It's all French envy
Like earlier changes to abolish GMT, this proposal for temps atomique is mostly down to the politics of envy. The French and others have long been envious of Britain's naval history and hate to be reminded of our fine tradition by the Greenwhich in GMT.
Looking to the navy's 'aircraft carriers' though, it's a puzzle why they should need to bother.
Re: "not the first time", and joke already done.
"... wrong about the Uni. Sheff" ?
Milton Wainwright at Sheffield has been associated with Chandra Wickramasinghe, who had been at Cardiff and is now at Buckingham, for quite some while. For example, they were both involved with the somewhat extravagant 'spores from space' story which purported to explain the red rain in Kerala in 2001 and which was kept going for years with suggestions that alien DNA might be identified in samples that had been collected.
Their latest concoction seems to be getting national press coverage. I've been wondering that this might be down to Benny Peiser, who is a Visiting Fellow at Buckingham and heads Nigel Lawson's Global Warming Policy Foundation. This is well connected at the Daily Telegraph.
How microbes from space might fit with a spoiler campaign against the latest IPCC report I don't know, but sadly something along these lines is not beyond the bounds of possibility.
Re: Not a problem
But in any event as seen from above, looking down from an aircraft, it will appear to be a building lit up and decorated to look like the sky against a backdrop of ground.
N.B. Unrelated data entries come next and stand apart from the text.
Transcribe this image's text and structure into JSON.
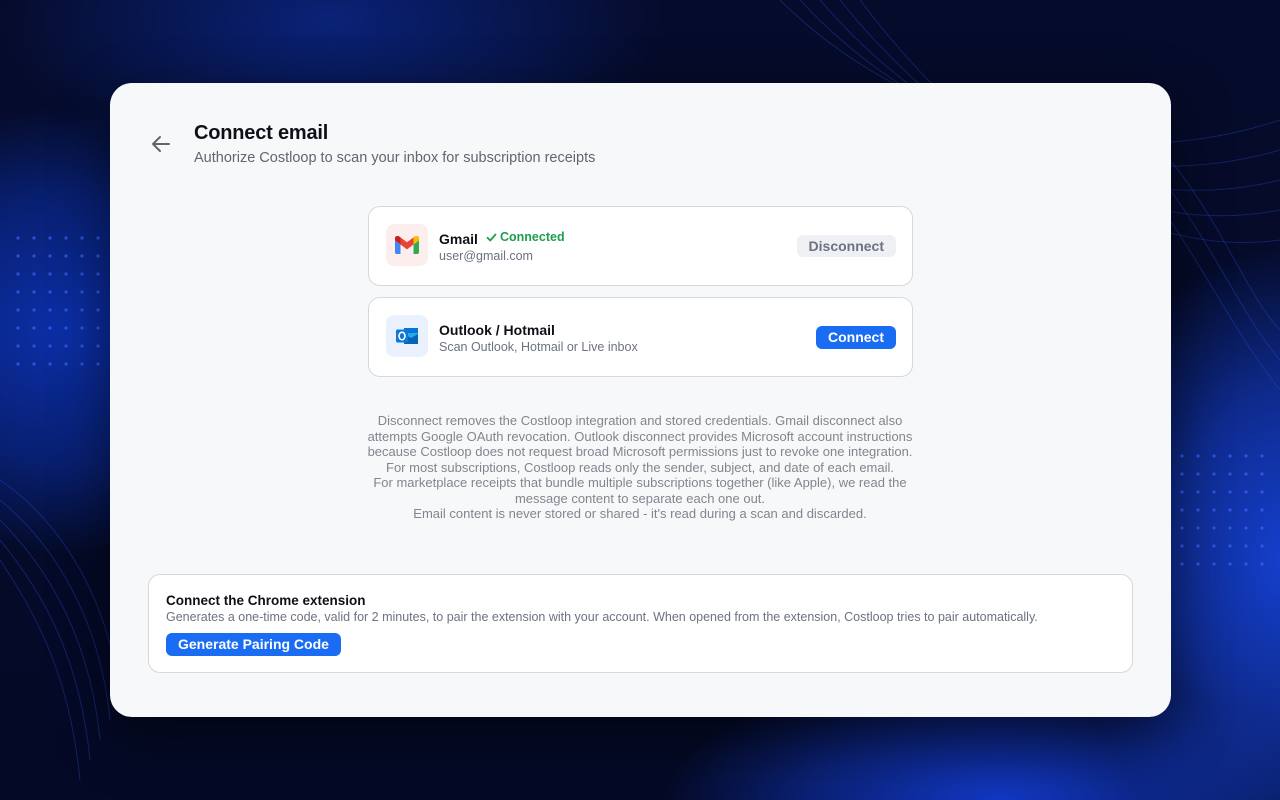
{
  "page": {
    "title": "Connect email",
    "subtitle": "Authorize Costloop to scan your inbox for subscription receipts",
    "back_icon": "arrow-left-icon"
  },
  "providers": [
    {
      "name": "Gmail",
      "icon": "gmail-icon",
      "status": "Connected",
      "status_color": "#1e9e4a",
      "subtext": "user@gmail.com",
      "action": "Disconnect"
    },
    {
      "name": "Outlook / Hotmail",
      "icon": "outlook-icon",
      "subtext": "Scan Outlook, Hotmail or Live inbox",
      "action": "Connect"
    }
  ],
  "disclaimer": [
    "Disconnect removes the Costloop integration and stored credentials. Gmail disconnect also attempts Google OAuth revocation. Outlook disconnect provides Microsoft account instructions because Costloop does not request broad Microsoft permissions just to revoke one integration.",
    "For most subscriptions, Costloop reads only the sender, subject, and date of each email.",
    "For marketplace receipts that bundle multiple subscriptions together (like Apple), we read the message content to separate each one out.",
    "Email content is never stored or shared - it's read during a scan and discarded."
  ],
  "extension": {
    "title": "Connect the Chrome extension",
    "description": "Generates a one-time code, valid for 2 minutes, to pair the extension with your account. When opened from the extension, Costloop tries to pair automatically.",
    "button": "Generate Pairing Code"
  },
  "colors": {
    "accent": "#1a6df2",
    "background": "#050d2e",
    "card": "#f7f8fa"
  }
}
Re: How do you like your porridge?
You think there's a choice?
Thank heaven they didn't forbid the use of post-it notes for passwords.
How strong is the wind?
In the region of the 'bow wave' there is a momentum interchange between the interstellar wind and the heliosphere. Presumably a large proportion of the resulting force is transferred to the sun via its magnetic field. Now that the extent of the heliosphere has been determined, and the strength of the interstellar wind measured, it must be possible to estimate this force.
Does anyone know how strong this force is and how it compares with gravitational attraction towards the centre of the galaxy?
"Funded by the BBC"
Do we know how much this cost?
Re: Bull Run & Edgehill
Does the use of Edge Hill as a codename imply that GCHQ only does partial decryption?
"... Duncan Smith will be the latest and most high-profile victim of the Universal Credit catastrophe."
Is he not the perpetrator rather than the victim?
Re: adverts already
At least it's asking if you would like to drive there, and not yet telling you that's where it's driving you.
Re: Explanation for the explosion
I was a bit doubtful at first, however...
A typical door is 6'6" x 2'6", or 2340 square inches. So a 1 p.s.i. overpressure would exert a force a little greater than one ton; ample to take the door off its hinges. 1 p.s.i. is about 1/15 atmosphere, so corresponds to a temperature increase of about 300/15, or 20 ºC. If there were no heat losses and enough air could get in without causing a draught, how much butane or similar stuff would it take to warm the air in a room by this amount? Not a lot.
Floors in domestic buildings are built to take an overall working load of around 1.5 kN/m2 plus a similar point load. This is under half a pound per square inch, so it's not surprising that even with a safety factor of two or three above design load buildings can come down in air-gas explosions.